* [What the task asks]: Only the lines that include "initial" should be copied from the data below.

* [Given information]:

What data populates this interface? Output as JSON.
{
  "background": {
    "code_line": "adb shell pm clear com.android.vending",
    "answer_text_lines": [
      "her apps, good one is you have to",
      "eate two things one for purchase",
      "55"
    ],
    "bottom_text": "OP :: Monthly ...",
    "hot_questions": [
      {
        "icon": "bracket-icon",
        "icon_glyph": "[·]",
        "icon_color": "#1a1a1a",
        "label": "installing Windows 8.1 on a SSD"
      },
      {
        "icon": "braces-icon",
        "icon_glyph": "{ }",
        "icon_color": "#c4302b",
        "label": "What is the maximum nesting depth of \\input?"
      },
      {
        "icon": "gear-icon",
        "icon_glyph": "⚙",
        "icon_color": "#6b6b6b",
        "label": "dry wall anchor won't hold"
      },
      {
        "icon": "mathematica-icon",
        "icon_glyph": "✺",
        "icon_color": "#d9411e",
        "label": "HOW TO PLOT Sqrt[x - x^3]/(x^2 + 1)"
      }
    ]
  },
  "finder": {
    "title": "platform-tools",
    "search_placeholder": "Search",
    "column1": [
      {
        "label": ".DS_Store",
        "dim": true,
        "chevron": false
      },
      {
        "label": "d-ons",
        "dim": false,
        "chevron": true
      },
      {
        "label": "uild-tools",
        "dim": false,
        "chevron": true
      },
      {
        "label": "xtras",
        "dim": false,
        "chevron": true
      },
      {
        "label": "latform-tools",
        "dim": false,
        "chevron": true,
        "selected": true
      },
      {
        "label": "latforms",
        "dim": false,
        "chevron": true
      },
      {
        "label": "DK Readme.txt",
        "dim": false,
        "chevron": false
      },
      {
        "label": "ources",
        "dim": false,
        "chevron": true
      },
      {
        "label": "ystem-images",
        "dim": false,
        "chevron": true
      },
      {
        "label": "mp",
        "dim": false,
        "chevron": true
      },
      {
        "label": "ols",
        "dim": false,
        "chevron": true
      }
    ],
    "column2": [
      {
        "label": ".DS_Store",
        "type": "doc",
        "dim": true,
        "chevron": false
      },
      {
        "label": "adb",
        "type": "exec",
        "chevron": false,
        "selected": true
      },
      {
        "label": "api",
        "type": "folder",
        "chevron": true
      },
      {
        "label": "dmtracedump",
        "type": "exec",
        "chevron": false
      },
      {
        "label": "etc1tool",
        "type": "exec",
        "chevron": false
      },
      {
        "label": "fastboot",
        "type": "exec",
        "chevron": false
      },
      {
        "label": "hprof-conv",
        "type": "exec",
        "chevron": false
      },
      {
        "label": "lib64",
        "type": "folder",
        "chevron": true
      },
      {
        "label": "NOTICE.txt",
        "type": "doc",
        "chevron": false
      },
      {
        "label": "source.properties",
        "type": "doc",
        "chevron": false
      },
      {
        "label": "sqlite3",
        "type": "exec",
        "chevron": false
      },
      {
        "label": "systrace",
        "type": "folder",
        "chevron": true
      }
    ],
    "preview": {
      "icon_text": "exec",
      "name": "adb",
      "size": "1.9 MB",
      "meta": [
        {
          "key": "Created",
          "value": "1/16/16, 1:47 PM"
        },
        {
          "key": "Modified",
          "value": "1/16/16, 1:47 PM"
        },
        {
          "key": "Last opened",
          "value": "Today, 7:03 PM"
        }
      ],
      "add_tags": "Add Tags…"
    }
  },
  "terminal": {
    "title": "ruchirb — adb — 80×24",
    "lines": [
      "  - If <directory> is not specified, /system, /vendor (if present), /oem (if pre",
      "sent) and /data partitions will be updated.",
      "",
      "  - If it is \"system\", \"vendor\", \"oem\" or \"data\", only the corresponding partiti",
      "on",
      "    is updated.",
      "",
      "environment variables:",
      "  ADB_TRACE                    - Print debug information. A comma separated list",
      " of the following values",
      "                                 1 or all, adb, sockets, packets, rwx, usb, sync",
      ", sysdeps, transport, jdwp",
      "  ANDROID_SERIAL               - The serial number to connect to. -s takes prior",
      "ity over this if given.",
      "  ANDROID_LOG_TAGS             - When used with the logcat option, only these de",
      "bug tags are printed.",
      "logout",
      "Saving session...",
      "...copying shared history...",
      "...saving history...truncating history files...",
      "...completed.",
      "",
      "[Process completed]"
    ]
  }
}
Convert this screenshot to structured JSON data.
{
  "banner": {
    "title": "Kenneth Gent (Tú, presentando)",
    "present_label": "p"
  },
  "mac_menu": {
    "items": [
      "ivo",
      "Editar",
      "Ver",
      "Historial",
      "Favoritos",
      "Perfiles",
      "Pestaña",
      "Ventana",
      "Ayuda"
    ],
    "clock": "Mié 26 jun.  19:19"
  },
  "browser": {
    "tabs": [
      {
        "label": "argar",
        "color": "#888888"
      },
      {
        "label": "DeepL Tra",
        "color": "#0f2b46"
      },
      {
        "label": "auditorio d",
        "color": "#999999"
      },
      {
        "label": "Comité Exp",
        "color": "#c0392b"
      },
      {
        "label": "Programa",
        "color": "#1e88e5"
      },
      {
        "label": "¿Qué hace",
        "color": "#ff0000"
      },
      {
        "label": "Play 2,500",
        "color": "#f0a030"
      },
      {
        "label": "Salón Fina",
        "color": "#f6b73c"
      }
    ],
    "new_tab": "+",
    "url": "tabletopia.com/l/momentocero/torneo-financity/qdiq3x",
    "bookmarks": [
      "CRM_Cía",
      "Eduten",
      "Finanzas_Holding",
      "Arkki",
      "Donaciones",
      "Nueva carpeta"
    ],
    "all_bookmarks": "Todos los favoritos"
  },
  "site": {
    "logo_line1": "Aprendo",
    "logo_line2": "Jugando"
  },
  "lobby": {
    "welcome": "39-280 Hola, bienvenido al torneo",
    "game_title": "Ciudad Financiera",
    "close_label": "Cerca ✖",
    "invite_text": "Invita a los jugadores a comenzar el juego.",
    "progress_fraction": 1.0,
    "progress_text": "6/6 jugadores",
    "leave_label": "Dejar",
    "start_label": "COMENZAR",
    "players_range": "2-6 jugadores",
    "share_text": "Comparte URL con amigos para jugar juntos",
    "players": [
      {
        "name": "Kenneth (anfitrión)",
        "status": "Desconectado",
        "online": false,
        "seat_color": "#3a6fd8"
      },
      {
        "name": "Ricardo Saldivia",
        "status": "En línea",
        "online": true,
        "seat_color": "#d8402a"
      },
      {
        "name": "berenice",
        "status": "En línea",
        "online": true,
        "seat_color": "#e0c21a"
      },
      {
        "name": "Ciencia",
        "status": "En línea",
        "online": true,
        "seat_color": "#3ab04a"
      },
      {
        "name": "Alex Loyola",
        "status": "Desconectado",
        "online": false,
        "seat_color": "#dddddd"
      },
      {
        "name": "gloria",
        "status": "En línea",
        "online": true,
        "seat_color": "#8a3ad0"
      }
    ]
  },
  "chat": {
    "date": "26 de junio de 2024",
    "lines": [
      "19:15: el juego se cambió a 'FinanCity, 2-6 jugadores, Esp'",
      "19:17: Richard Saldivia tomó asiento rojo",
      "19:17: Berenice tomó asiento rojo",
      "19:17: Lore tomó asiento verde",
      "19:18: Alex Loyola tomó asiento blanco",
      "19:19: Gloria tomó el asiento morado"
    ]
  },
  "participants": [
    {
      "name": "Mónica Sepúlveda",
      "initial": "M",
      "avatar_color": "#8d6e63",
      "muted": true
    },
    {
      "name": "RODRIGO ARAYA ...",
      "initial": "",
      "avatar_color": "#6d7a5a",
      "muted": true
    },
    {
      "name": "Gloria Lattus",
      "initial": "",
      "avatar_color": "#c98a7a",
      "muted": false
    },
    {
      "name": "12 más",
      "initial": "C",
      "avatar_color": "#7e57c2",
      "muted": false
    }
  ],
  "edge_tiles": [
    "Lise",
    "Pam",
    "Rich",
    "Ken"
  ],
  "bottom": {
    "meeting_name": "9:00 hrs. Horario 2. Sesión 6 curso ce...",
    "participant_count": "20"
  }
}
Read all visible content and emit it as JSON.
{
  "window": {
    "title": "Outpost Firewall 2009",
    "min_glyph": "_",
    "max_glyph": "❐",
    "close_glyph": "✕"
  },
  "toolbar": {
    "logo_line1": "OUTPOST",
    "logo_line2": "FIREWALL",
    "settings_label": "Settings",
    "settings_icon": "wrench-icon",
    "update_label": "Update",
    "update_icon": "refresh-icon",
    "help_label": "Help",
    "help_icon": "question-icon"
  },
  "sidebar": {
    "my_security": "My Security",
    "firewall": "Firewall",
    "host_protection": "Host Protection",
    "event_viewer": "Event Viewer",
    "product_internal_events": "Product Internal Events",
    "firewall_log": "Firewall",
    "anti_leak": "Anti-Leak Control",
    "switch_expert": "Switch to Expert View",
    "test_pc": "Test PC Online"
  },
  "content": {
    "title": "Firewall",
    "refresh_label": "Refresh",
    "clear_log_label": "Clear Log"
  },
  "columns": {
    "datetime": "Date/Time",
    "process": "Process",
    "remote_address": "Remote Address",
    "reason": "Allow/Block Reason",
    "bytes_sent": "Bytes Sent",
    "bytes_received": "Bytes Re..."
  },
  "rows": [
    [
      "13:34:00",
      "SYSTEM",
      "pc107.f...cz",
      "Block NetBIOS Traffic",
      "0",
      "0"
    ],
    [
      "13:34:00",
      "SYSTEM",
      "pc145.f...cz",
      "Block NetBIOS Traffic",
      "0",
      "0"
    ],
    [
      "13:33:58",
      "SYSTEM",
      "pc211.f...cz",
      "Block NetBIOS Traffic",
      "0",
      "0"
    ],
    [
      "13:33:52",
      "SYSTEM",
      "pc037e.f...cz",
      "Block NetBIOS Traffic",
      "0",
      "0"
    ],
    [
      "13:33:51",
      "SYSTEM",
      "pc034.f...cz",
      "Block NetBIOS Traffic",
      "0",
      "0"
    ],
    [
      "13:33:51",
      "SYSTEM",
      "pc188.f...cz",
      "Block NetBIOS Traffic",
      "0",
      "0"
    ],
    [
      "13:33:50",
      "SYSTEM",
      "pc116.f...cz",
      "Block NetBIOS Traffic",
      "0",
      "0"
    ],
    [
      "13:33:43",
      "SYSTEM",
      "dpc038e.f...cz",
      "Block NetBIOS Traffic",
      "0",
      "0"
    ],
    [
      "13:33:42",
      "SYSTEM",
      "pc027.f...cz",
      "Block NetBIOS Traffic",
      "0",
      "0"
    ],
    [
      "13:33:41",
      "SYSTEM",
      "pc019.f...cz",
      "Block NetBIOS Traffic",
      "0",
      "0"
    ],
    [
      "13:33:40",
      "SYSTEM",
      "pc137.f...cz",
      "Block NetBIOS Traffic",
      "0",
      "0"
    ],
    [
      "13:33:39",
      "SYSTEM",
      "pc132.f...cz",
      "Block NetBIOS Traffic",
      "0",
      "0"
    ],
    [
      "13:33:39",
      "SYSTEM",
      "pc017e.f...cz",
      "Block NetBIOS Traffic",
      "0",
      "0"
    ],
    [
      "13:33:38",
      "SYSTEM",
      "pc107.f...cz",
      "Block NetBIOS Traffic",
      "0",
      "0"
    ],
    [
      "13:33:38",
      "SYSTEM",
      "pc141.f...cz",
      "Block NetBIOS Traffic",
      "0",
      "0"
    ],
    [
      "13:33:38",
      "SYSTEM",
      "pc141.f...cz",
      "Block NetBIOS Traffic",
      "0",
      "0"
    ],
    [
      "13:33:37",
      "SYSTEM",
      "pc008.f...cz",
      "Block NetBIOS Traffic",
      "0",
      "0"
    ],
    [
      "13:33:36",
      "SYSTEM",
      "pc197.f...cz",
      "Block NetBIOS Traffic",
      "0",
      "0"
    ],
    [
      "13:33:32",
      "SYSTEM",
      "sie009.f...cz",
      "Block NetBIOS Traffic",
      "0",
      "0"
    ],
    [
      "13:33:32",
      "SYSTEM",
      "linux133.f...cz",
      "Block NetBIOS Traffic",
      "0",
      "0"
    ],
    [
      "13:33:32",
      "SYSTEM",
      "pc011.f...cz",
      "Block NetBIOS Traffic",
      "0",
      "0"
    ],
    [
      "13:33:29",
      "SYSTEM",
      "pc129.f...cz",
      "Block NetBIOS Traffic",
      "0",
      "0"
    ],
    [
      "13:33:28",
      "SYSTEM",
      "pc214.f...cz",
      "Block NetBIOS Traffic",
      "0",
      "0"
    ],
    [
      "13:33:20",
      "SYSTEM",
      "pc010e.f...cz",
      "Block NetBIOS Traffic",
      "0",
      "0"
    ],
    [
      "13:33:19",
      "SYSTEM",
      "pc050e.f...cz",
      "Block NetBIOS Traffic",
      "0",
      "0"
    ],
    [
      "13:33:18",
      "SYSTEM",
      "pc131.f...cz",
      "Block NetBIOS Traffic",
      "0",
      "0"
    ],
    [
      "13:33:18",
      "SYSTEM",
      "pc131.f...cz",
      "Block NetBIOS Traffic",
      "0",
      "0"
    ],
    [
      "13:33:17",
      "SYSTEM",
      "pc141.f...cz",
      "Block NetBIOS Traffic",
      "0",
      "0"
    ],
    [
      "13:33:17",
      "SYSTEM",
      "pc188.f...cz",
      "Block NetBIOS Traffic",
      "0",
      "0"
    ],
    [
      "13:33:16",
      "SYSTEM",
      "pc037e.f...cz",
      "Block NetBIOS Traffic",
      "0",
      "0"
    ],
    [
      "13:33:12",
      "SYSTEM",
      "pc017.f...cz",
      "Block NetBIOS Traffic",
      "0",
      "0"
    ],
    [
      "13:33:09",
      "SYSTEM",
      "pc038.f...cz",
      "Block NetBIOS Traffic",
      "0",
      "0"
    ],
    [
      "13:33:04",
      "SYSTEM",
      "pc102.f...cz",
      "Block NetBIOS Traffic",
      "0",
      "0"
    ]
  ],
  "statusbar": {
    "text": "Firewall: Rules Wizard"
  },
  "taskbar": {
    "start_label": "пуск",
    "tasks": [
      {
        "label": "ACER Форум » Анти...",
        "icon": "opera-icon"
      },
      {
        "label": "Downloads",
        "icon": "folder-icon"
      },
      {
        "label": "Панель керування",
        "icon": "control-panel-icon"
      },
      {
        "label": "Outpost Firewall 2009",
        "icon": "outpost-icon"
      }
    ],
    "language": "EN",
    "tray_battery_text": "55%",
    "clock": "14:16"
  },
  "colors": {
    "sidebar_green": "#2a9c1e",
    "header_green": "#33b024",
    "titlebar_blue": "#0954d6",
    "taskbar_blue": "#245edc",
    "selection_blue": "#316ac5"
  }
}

* [Response area]:
      "initial": "M",
      "initial": "",
      "initial": "",
      "initial": "C",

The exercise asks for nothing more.